Exercise Library

Push Press


The push press starts in the same set up position as the strict press, however with this movement it is essential that the elbows remain high throughout the dip. Instead of simply pushing the bar above the head the push press is initiated with a “dip, drive”.
The dip is performed with the body weight through the heels, bar in the front rack with the elbows high and the torso upright. The knees bend, sliding forward, at the bottom of the dip the athlete drives aggressively up through their heels. At the top of the dip as the legs reach full extension the bar is forced to leave the shoulders. The arms aid the movement by pushing the bar upward, you must ensure the head is out of the way of the bar path, and the knees remain locked out through the remainder of the movement.
The finish position of the push press is the same as the strict press- locked out overhead behind the neck with the ears visible in front of the arms from the side. If the knees rebend at all after the initial dip and drive, the lift is no longer a push press, but a push jerk.

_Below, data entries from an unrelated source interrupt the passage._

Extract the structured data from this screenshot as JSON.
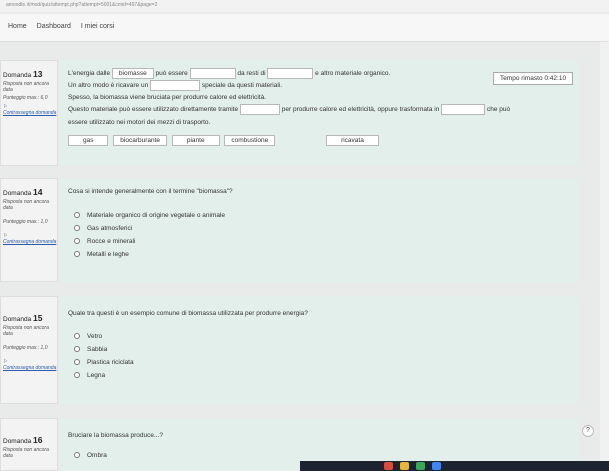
{
  "browser": {
    "url": "amoodle.it/mod/quiz/attempt.php?attempt=5001&cmid=497&page=2"
  },
  "nav": {
    "home": "Home",
    "dashboard": "Dashboard",
    "courses": "I miei corsi"
  },
  "timer": {
    "label": "Tempo rimasto 0:42:10"
  },
  "questions": [
    {
      "label": "Domanda",
      "number": "13",
      "status": "Risposta non ancora data",
      "score": "Punteggio max.: 6,0",
      "flag": "Contrassegna domanda",
      "lines": {
        "l1a": "L'energia dalle",
        "l1b": "biomasse",
        "l1c": "può essere",
        "l1d": "da resti di",
        "l1e": "e altro materiale organico.",
        "l2a": "Un altro modo è ricavare un",
        "l2b": "speciale da questi materiali.",
        "l3": "Spesso, la biomassa viene bruciata per produrre calore ed elettricità.",
        "l4a": "Questo materiale può essere utilizzato direttamente tramite",
        "l4b": "per produrre calore ed elettricità, oppure trasformata in",
        "l4c": "che può",
        "l5": "essere utilizzato nei motori dei mezzi di trasporto."
      },
      "words": [
        "gas",
        "biocarburante",
        "piante",
        "combustione",
        "ricavata"
      ]
    },
    {
      "label": "Domanda",
      "number": "14",
      "status": "Risposta non ancora data",
      "score": "Punteggio max.: 1,0",
      "flag": "Contrassegna domanda",
      "text": "Cosa si intende generalmente con il termine \"biomassa\"?",
      "options": [
        "Materiale organico di origine vegetale o animale",
        "Gas atmosferici",
        "Rocce e minerali",
        "Metalli e leghe"
      ]
    },
    {
      "label": "Domanda",
      "number": "15",
      "status": "Risposta non ancora data",
      "score": "Punteggio max.: 1,0",
      "flag": "Contrassegna domanda",
      "text": "Quale tra questi è un esempio comune di biomassa utilizzata per produrre energia?",
      "options": [
        "Vetro",
        "Sabbia",
        "Plastica riciclata",
        "Legna"
      ]
    },
    {
      "label": "Domanda",
      "number": "16",
      "status": "Risposta non ancora data",
      "text": "Bruciare la biomassa produce...?",
      "options": [
        "Ombra"
      ]
    }
  ],
  "help": {
    "label": "?"
  }
}
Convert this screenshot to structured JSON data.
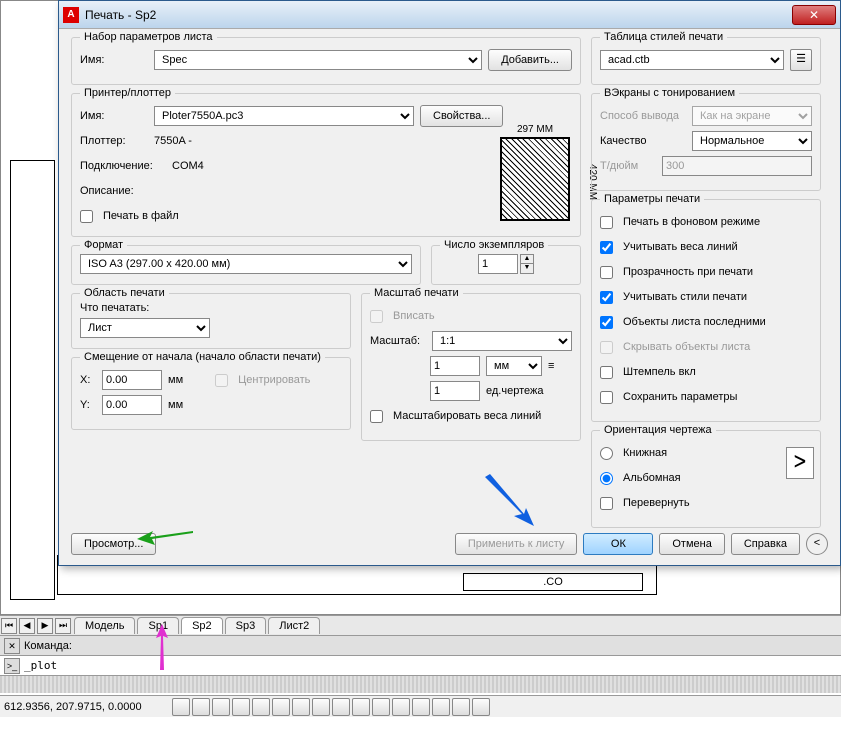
{
  "window": {
    "title": "Печать - Sp2"
  },
  "page_setup": {
    "group": "Набор параметров листа",
    "name_label": "Имя:",
    "name_value": "Spec",
    "add_btn": "Добавить..."
  },
  "printer": {
    "group": "Принтер/плоттер",
    "name_label": "Имя:",
    "name_value": "Ploter7550A.pc3",
    "props_btn": "Свойства...",
    "plotter_label": "Плоттер:",
    "plotter_value": "7550A -",
    "conn_label": "Подключение:",
    "conn_value": "COM4",
    "desc_label": "Описание:",
    "to_file": "Печать в файл",
    "paper_w": "297  MM",
    "paper_h": "420 MM"
  },
  "format": {
    "group": "Формат",
    "value": "ISO A3 (297.00 x 420.00 мм)"
  },
  "copies": {
    "group": "Число экземпляров",
    "value": "1"
  },
  "area": {
    "group": "Область печати",
    "what_label": "Что печатать:",
    "what_value": "Лист"
  },
  "offset": {
    "group": "Смещение от начала (начало области печати)",
    "x_label": "X:",
    "x_value": "0.00",
    "y_label": "Y:",
    "y_value": "0.00",
    "unit": "мм",
    "center": "Центрировать"
  },
  "scale": {
    "group": "Масштаб печати",
    "fit": "Вписать",
    "scale_label": "Масштаб:",
    "scale_value": "1:1",
    "val1": "1",
    "unit": "мм",
    "val2": "1",
    "unit2": "ед.чертежа",
    "scale_weights": "Масштабировать веса линий"
  },
  "styles": {
    "group": "Таблица стилей печати",
    "value": "acad.ctb"
  },
  "shaded": {
    "group": "ВЭкраны с тонированием",
    "method_label": "Способ вывода",
    "method_value": "Как на экране",
    "quality_label": "Качество",
    "quality_value": "Нормальное",
    "dpi_label": "Т/дюйм",
    "dpi_value": "300"
  },
  "options": {
    "group": "Параметры печати",
    "bg": "Печать в фоновом режиме",
    "weights": "Учитывать веса линий",
    "trans": "Прозрачность при печати",
    "styles": "Учитывать стили печати",
    "paperspace": "Объекты листа последними",
    "hide": "Скрывать объекты листа",
    "stamp": "Штемпель вкл",
    "save": "Сохранить параметры"
  },
  "orient": {
    "group": "Ориентация чертежа",
    "portrait": "Книжная",
    "landscape": "Альбомная",
    "upside": "Перевернуть"
  },
  "buttons": {
    "preview": "Просмотр...",
    "apply": "Применить к листу",
    "ok": "ОК",
    "cancel": "Отмена",
    "help": "Справка"
  },
  "tabs": [
    "Модель",
    "Sp1",
    "Sp2",
    "Sp3",
    "Лист2"
  ],
  "cmd": {
    "label": "Команда:",
    "input": "_plot"
  },
  "status": {
    "coords": "612.9356, 207.9715, 0.0000"
  },
  "canvas": {
    "co": ".CO"
  }
}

The push press helps to develop upper body strength and allows the athlete to lift more then they can with a strict press. It also helps to set up good pathways for the push jerk and split jerk.


The push press is often used in wods, often in high reps schemes- forcing the athlete to commit to the bar and learn to drive hard with the legs as the arms fatigue. It is also used during strength sessions, often taken from the racks instead of the floor and used to find maxes, especially the 3 and 1 rep max.


The push press can be performed from behind the neck also.

Posted: 13/07/2016 16:14:31 by Llara Romanowski | with 0 comments